Lane McShane ’82

English 2, The Hero's Journey Through Literature 
Mr. McShane earned a Bachelor of Arts and a Master of Education from ASU West. He has been a member of the Brophy faculty since 1994. Mr. McShane has taught in the English, Social Studies and Religion departments. He is the moderator of the Covert American Politics Club, Monty Python Club, Musicians Exchange Club and moderator of the hockey team. He knows who killed JFK and is still protesting the Vietnam police action.
 
Classroom: Brophy 201  ||  Tel: 602-264-5291, ext. 6284  ||  lmcshane@brophyprep.org
 

Scott Middlemist ’87

Honors English 1
Mr. Middlemist earned a Bachelor of Arts in English from Santa Clara University and a Master of Arts in Education from Northern Arizona University. He has been a member of the Brophy faculty since 1994 and coaches cross country and track.
 
Classroom: Eller 211  ||  Tel: 602-264-5291, ext. 6438  ||  smiddlemist@brophyprep.org

Austin Pidgeon ’08

Honors English 2, English 4: Writers and Current Issues
Mr. Pidgeon earned his Bachelor of Arts in English from Santa Clara University and his Master of Arts in literature from San Francisco State University. A Brophy alumnus, he has returned to Brophy to teach English and guitar, coach basketball and assist with the Brophy Literary & Arts Magazine (BLAM). Mr. Pidgeon also moderates the Surf Club and the Strings Club.

Classroom: Brophy 105  ||  Tel: 602-264-5291, ext. 6284  ||  apidgeon@brophyprep.org

Steve Smith ’96

English 1, Honors English 1
Mr. Smith earned a Bachelor of Arts in English and a Master of Education from ASU. He also earned a Master of Arts in English from Northern Arizona University. He joined the Brophy faculty in 2006. He currently teaches English 1 and coaches cross country and track. He also coordinates the SAT test at Brophy, co-moderates The Wrangler, Brophy’s satire publication, and manages the Work Opportunity Grant Program.
 
Classroom: Brophy 203  ||  Tel: 602-264-5291, ext. 6398  ||  ssmith@brophyprep.org
 

Chad Unrein

English 3, English 4: Creative Writing
Mr. Unrein is from Phoenix and attended ASU where he earned a Bachelor of Arts in English and a Master of Fine Arts in creative writing. He joined the Brophy community in 2008. He coaches freshman football and JV baseball.
 
Classroom:  Brophy 201  ||  Tel: 602-264-5291, ext. 6284  ||  cunrein@brophyprep.org
 

Seamus Walsh

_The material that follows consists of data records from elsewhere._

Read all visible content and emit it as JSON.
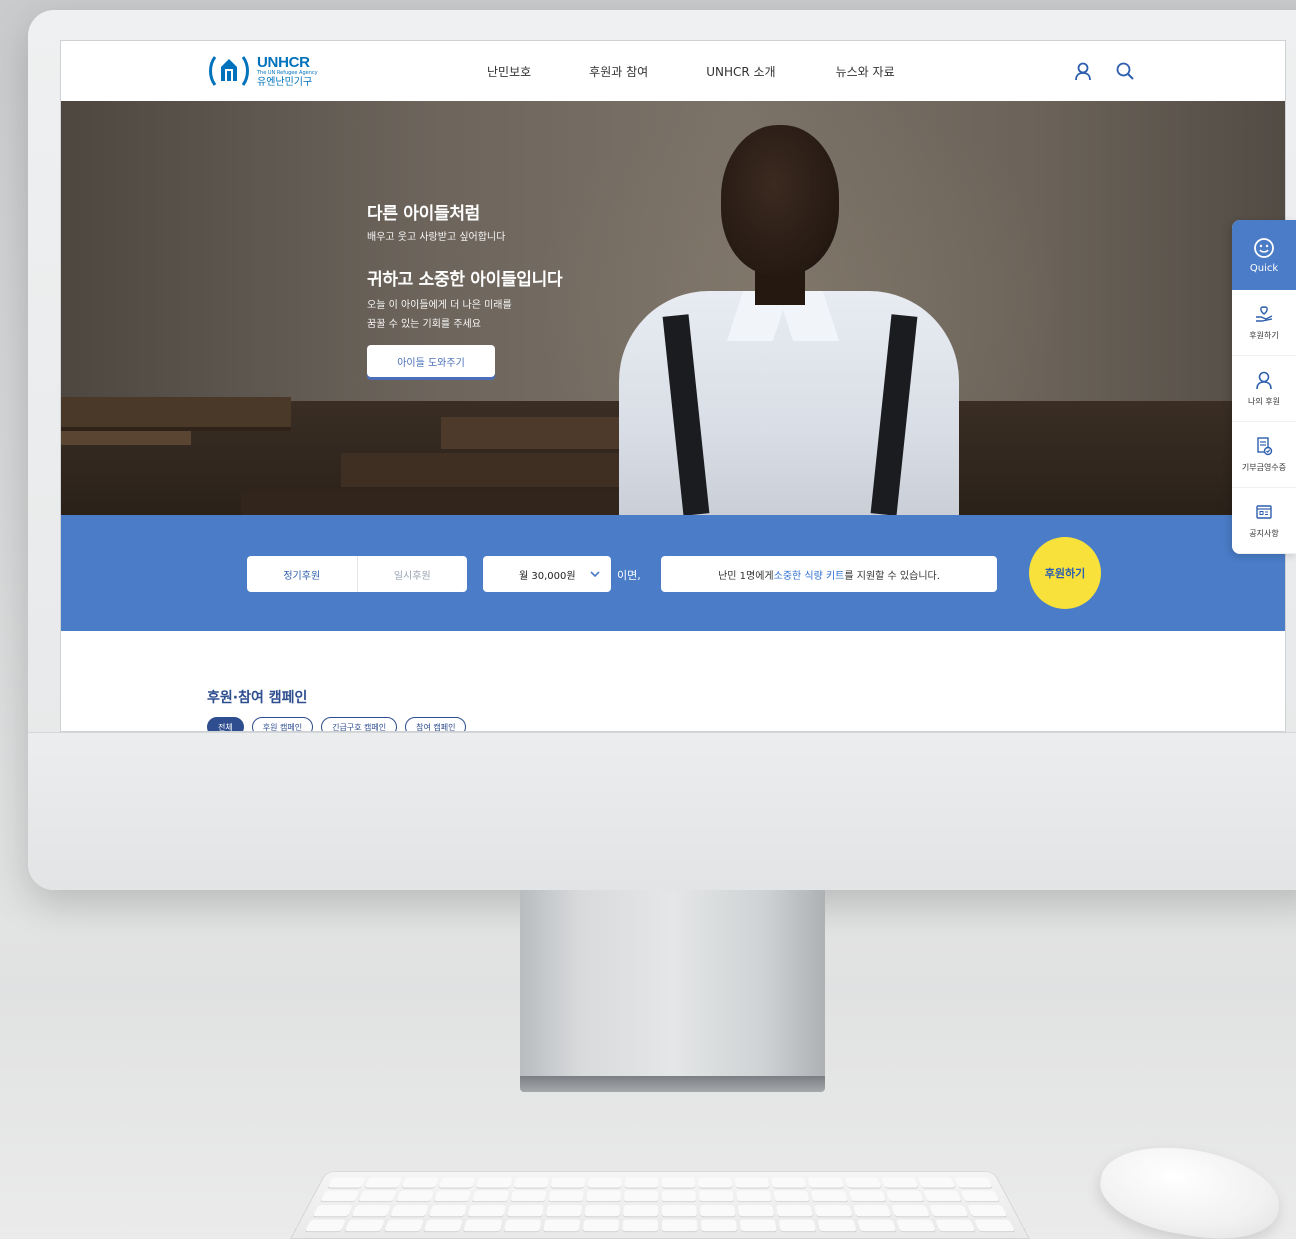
{
  "header": {
    "logo_name": "UNHCR",
    "logo_sub": "The UN Refugee Agency",
    "logo_kr": "유엔난민기구",
    "nav": [
      "난민보호",
      "후원과 참여",
      "UNHCR 소개",
      "뉴스와 자료"
    ],
    "icons": [
      "user-icon",
      "search-icon"
    ]
  },
  "hero": {
    "line1": "다른 아이들처럼",
    "line2": "배우고 웃고 사랑받고 싶어합니다",
    "line3": "귀하고 소중한 아이들입니다",
    "line4": "오늘 이 아이들에게 더 나은 미래를",
    "line5": "꿈꿀 수 있는 기회를 주세요",
    "button": "아이들 도와주기"
  },
  "quick": {
    "title": "Quick",
    "items": [
      {
        "label": "후원하기",
        "icon": "heart-hand-icon"
      },
      {
        "label": "나의 후원",
        "icon": "user-icon"
      },
      {
        "label": "기부금영수증",
        "icon": "receipt-icon"
      },
      {
        "label": "공지사항",
        "icon": "notice-icon"
      }
    ]
  },
  "donate": {
    "option_regular": "정기후원",
    "option_once": "일시후원",
    "amount": "월 30,000원",
    "suffix": "이면,",
    "msg_pre": "난민 1명에게 ",
    "msg_hl": "소중한 식량 키트",
    "msg_post": "를 지원할 수 있습니다.",
    "button": "후원하기"
  },
  "campaign": {
    "title": "후원·참여 캠페인",
    "chips": [
      "전체",
      "후원 캠페인",
      "긴급구호 캠페인",
      "참여 캠페인"
    ]
  },
  "colors": {
    "primary": "#4a7cc7",
    "brand": "#0072bc",
    "accent": "#f8e13a",
    "navy": "#2e4e8f"
  }
}
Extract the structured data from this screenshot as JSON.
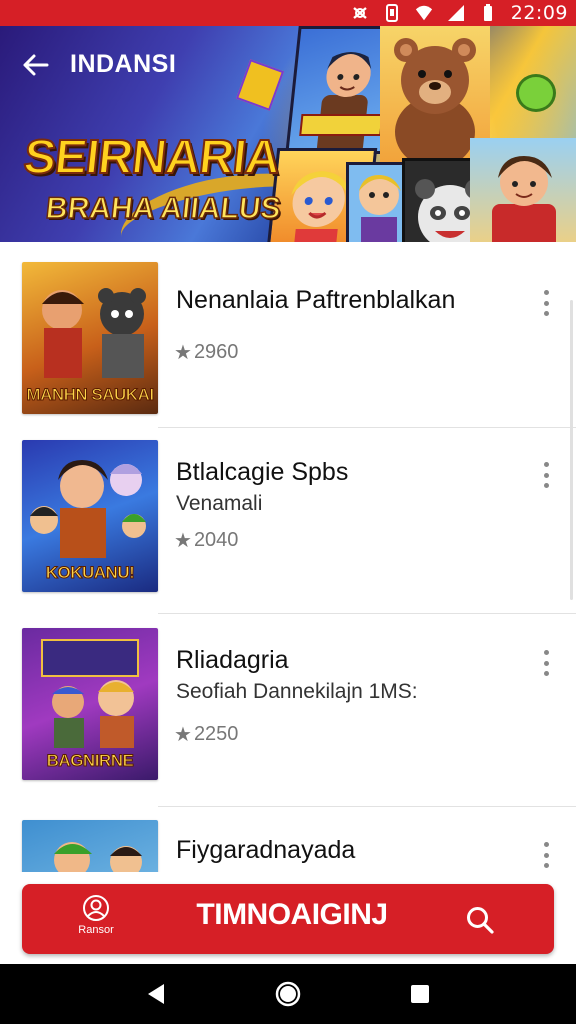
{
  "status_bar": {
    "time": "22:09",
    "icons": [
      "notification-icon",
      "vibrate-icon",
      "wifi-icon",
      "signal-icon",
      "battery-icon"
    ]
  },
  "header": {
    "back_icon": "arrow-left-icon",
    "label": "INDANSI",
    "title": "SEIRNARIA",
    "subtitle": "BRAHA AIIALUS"
  },
  "list": {
    "items": [
      {
        "title": "Nenanlaia Paftrenblalkan",
        "subtitle": "",
        "rating": "2960",
        "thumb_caption": "MANHN SAUKAI",
        "theme": "#b8741f"
      },
      {
        "title": "Btlalcagie Spbs",
        "subtitle": "Venamali",
        "rating": "2040",
        "thumb_caption": "KOKUANU!",
        "theme": "#2b4cc0"
      },
      {
        "title": "Rliadagria",
        "subtitle": "Seofiah Dannekilajn 1MS:",
        "rating": "2250",
        "thumb_caption": "BAGNIRNE",
        "theme": "#5a2a9a"
      },
      {
        "title": "Fiygaradnayada",
        "subtitle": "",
        "rating": "",
        "thumb_caption": "",
        "theme": "#3f8fd0"
      }
    ]
  },
  "bottom_bar": {
    "left_label": "Ransor",
    "left_icon": "person-icon",
    "main_label": "TIMNOAIGINJ",
    "search_icon": "search-icon",
    "color": "#d61f26"
  },
  "nav": {
    "icons": [
      "back-triangle-icon",
      "home-circle-icon",
      "recents-square-icon"
    ]
  }
}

Honors English 2
Mr. Walsh earned a Bachelor of Arts from Santa Clara University, a Master of Educational Leadership from Northern Arizona University and a Master of Curriculum and Instruction from ASU. Mr. Walsh first came to Brophy as a Jesuit volunteer for the 1995-1996 academic year and has been a member of the Brophy faculty since 1995. In addition to teaching in the English Department, he is assistant principal for academics.
 
Office: Romley Hall  ||  Tel: 602-264-5291, ext. 6293  ||  swalsh@brophyprep.org